[Input]
______
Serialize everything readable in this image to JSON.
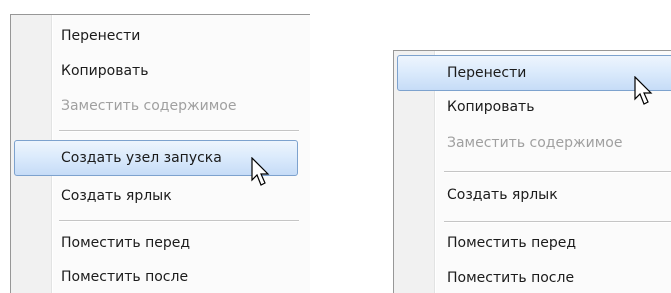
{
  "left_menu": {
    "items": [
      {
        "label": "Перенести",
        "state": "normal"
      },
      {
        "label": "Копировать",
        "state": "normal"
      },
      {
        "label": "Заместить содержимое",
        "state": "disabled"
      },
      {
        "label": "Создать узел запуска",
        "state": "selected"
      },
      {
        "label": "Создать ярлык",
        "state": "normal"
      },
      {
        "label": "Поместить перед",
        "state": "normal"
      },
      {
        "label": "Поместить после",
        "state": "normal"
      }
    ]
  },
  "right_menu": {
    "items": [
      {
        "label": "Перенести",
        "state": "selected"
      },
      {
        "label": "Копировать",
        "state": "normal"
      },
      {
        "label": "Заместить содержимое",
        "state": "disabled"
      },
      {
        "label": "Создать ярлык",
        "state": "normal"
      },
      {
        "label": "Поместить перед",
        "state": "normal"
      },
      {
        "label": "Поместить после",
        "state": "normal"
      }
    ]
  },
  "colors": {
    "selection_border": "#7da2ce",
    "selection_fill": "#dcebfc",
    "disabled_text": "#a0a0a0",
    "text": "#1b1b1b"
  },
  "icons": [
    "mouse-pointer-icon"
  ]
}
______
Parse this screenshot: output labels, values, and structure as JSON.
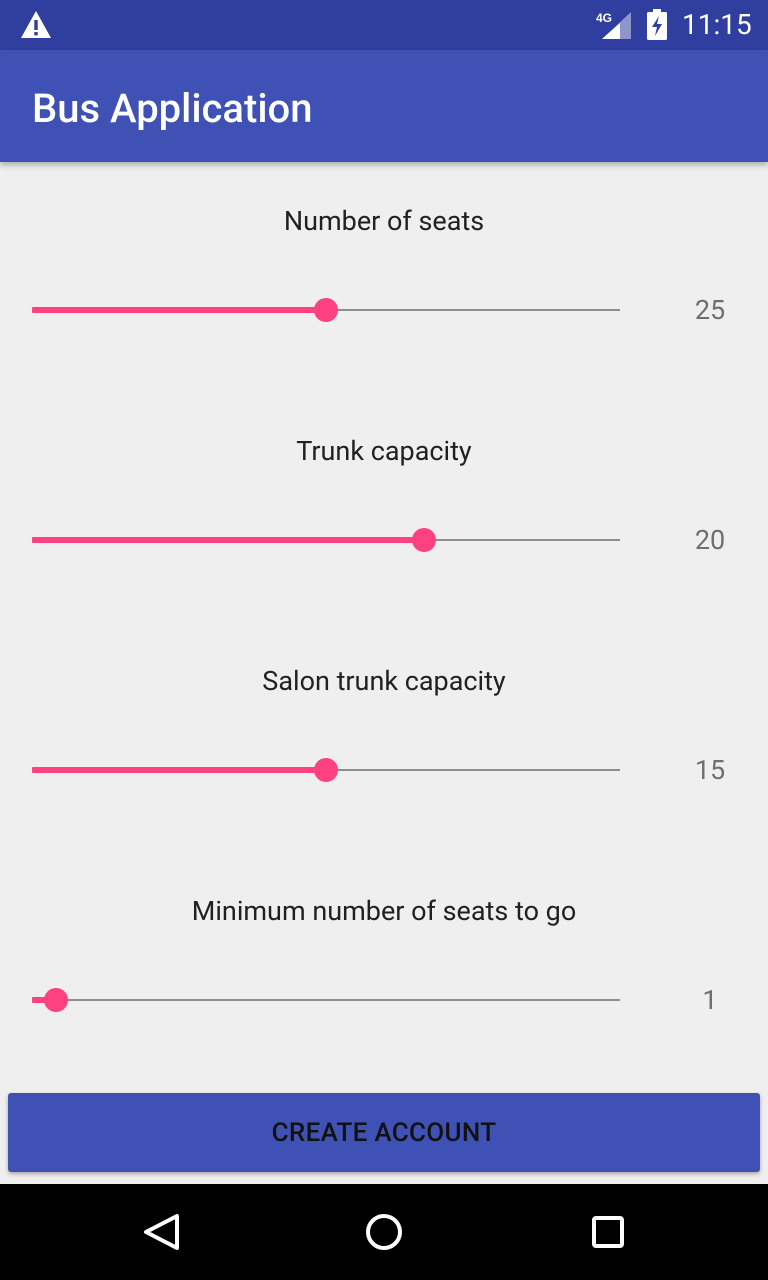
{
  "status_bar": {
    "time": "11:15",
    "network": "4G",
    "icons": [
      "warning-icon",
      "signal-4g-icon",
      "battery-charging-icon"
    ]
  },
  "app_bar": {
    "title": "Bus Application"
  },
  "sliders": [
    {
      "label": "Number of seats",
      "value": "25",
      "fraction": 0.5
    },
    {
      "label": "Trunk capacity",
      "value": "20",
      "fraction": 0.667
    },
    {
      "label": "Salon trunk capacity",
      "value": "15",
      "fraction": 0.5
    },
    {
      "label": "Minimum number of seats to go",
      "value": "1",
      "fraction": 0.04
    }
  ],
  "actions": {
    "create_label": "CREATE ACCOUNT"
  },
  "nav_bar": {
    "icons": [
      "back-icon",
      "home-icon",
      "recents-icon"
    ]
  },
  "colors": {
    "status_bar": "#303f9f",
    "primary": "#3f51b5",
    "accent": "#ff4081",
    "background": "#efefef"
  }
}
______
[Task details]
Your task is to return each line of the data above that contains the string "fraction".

[Finished exercise]
      "fraction": 0.5
      "fraction": 0.667
      "fraction": 0.5
      "fraction": 0.04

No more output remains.